What to do: Beneath this sentence is a set of records; write each of them out exactly.
Top of Data for analysis
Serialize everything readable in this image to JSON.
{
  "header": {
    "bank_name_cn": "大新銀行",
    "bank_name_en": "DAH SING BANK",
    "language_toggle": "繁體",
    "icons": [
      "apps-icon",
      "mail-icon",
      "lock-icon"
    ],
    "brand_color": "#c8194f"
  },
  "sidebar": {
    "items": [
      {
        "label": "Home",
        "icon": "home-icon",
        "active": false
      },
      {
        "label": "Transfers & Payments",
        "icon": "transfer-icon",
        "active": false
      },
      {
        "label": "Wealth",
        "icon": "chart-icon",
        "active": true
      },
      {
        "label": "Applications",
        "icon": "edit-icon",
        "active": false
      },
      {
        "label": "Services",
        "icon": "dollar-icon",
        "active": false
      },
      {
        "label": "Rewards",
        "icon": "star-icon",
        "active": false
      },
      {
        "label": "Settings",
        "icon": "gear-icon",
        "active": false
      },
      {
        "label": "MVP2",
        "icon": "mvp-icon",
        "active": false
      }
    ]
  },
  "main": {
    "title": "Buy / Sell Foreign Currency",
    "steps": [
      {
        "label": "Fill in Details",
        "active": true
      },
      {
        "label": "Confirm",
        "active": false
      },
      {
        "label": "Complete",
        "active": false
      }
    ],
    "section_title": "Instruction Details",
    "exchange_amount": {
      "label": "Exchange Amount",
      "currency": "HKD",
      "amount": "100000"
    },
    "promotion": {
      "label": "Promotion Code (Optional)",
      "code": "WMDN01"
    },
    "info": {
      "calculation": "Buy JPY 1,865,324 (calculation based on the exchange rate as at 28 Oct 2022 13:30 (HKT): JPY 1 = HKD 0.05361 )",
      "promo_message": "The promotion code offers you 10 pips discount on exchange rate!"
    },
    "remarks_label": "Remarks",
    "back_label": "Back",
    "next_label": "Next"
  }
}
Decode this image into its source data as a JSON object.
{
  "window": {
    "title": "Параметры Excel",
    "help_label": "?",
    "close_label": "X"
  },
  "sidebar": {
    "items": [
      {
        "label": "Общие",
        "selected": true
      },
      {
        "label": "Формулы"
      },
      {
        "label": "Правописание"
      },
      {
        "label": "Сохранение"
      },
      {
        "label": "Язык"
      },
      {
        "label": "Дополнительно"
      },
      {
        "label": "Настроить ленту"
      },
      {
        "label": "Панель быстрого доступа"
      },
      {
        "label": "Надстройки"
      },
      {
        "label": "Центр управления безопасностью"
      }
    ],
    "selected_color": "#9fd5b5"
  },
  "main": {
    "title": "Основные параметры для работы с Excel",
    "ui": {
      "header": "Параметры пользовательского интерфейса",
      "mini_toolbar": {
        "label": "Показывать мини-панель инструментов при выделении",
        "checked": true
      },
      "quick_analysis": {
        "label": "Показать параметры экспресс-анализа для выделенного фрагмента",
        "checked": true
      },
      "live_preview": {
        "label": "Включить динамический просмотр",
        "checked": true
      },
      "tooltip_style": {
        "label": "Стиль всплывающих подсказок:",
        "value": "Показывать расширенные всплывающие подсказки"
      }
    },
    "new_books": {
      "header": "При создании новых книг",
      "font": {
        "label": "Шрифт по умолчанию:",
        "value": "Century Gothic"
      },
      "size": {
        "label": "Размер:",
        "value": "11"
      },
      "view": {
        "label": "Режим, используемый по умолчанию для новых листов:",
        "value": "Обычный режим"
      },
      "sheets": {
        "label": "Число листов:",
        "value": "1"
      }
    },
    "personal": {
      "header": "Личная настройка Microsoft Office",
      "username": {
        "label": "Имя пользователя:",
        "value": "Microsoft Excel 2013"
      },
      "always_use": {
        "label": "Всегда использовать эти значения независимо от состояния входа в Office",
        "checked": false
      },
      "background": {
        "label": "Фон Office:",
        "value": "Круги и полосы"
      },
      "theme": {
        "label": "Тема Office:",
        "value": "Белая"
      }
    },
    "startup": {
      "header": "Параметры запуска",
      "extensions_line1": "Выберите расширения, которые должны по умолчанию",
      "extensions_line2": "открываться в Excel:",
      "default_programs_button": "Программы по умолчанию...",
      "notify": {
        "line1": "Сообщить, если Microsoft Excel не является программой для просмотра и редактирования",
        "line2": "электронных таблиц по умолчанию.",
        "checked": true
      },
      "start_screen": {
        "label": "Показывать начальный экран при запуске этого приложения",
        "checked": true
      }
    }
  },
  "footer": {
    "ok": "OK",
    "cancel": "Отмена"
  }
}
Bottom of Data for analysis
Answer for the task:
Serialize everything readable in this image to JSON.
{
  "header": {
    "bank_name_cn": "大新銀行",
    "bank_name_en": "DAH SING BANK",
    "language_toggle": "繁體",
    "icons": [
      "apps-icon",
      "mail-icon",
      "lock-icon"
    ],
    "brand_color": "#c8194f"
  },
  "sidebar": {
    "items": [
      {
        "label": "Home",
        "icon": "home-icon",
        "active": false
      },
      {
        "label": "Transfers & Payments",
        "icon": "transfer-icon",
        "active": false
      },
      {
        "label": "Wealth",
        "icon": "chart-icon",
        "active": true
      },
      {
        "label": "Applications",
        "icon": "edit-icon",
        "active": false
      },
      {
        "label": "Services",
        "icon": "dollar-icon",
        "active": false
      },
      {
        "label": "Rewards",
        "icon": "star-icon",
        "active": false
      },
      {
        "label": "Settings",
        "icon": "gear-icon",
        "active": false
      },
      {
        "label": "MVP2",
        "icon": "mvp-icon",
        "active": false
      }
    ]
  },
  "main": {
    "title": "Buy / Sell Foreign Currency",
    "steps": [
      {
        "label": "Fill in Details",
        "active": true
      },
      {
        "label": "Confirm",
        "active": false
      },
      {
        "label": "Complete",
        "active": false
      }
    ],
    "section_title": "Instruction Details",
    "exchange_amount": {
      "label": "Exchange Amount",
      "currency": "HKD",
      "amount": "100000"
    },
    "promotion": {
      "label": "Promotion Code (Optional)",
      "code": "WMDN01"
    },
    "info": {
      "calculation": "Buy JPY 1,865,324 (calculation based on the exchange rate as at 28 Oct 2022 13:30 (HKT): JPY 1 = HKD 0.05361 )",
      "promo_message": "The promotion code offers you 10 pips discount on exchange rate!"
    },
    "remarks_label": "Remarks",
    "back_label": "Back",
    "next_label": "Next"
  }
}
Decode this image into its source data as a JSON object.
{
  "window": {
    "title": "Параметры Excel",
    "help_label": "?",
    "close_label": "X"
  },
  "sidebar": {
    "items": [
      {
        "label": "Общие",
        "selected": true
      },
      {
        "label": "Формулы"
      },
      {
        "label": "Правописание"
      },
      {
        "label": "Сохранение"
      },
      {
        "label": "Язык"
      },
      {
        "label": "Дополнительно"
      },
      {
        "label": "Настроить ленту"
      },
      {
        "label": "Панель быстрого доступа"
      },
      {
        "label": "Надстройки"
      },
      {
        "label": "Центр управления безопасностью"
      }
    ],
    "selected_color": "#9fd5b5"
  },
  "main": {
    "title": "Основные параметры для работы с Excel",
    "ui": {
      "header": "Параметры пользовательского интерфейса",
      "mini_toolbar": {
        "label": "Показывать мини-панель инструментов при выделении",
        "checked": true
      },
      "quick_analysis": {
        "label": "Показать параметры экспресс-анализа для выделенного фрагмента",
        "checked": true
      },
      "live_preview": {
        "label": "Включить динамический просмотр",
        "checked": true
      },
      "tooltip_style": {
        "label": "Стиль всплывающих подсказок:",
        "value": "Показывать расширенные всплывающие подсказки"
      }
    },
    "new_books": {
      "header": "При создании новых книг",
      "font": {
        "label": "Шрифт по умолчанию:",
        "value": "Century Gothic"
      },
      "size": {
        "label": "Размер:",
        "value": "11"
      },
      "view": {
        "label": "Режим, используемый по умолчанию для новых листов:",
        "value": "Обычный режим"
      },
      "sheets": {
        "label": "Число листов:",
        "value": "1"
      }
    },
    "personal": {
      "header": "Личная настройка Microsoft Office",
      "username": {
        "label": "Имя пользователя:",
        "value": "Microsoft Excel 2013"
      },
      "always_use": {
        "label": "Всегда использовать эти значения независимо от состояния входа в Office",
        "checked": false
      },
      "background": {
        "label": "Фон Office:",
        "value": "Круги и полосы"
      },
      "theme": {
        "label": "Тема Office:",
        "value": "Белая"
      }
    },
    "startup": {
      "header": "Параметры запуска",
      "extensions_line1": "Выберите расширения, которые должны по умолчанию",
      "extensions_line2": "открываться в Excel:",
      "default_programs_button": "Программы по умолчанию...",
      "notify": {
        "line1": "Сообщить, если Microsoft Excel не является программой для просмотра и редактирования",
        "line2": "электронных таблиц по умолчанию.",
        "checked": true
      },
      "start_screen": {
        "label": "Показывать начальный экран при запуске этого приложения",
        "checked": true
      }
    }
  },
  "footer": {
    "ok": "OK",
    "cancel": "Отмена"
  }
}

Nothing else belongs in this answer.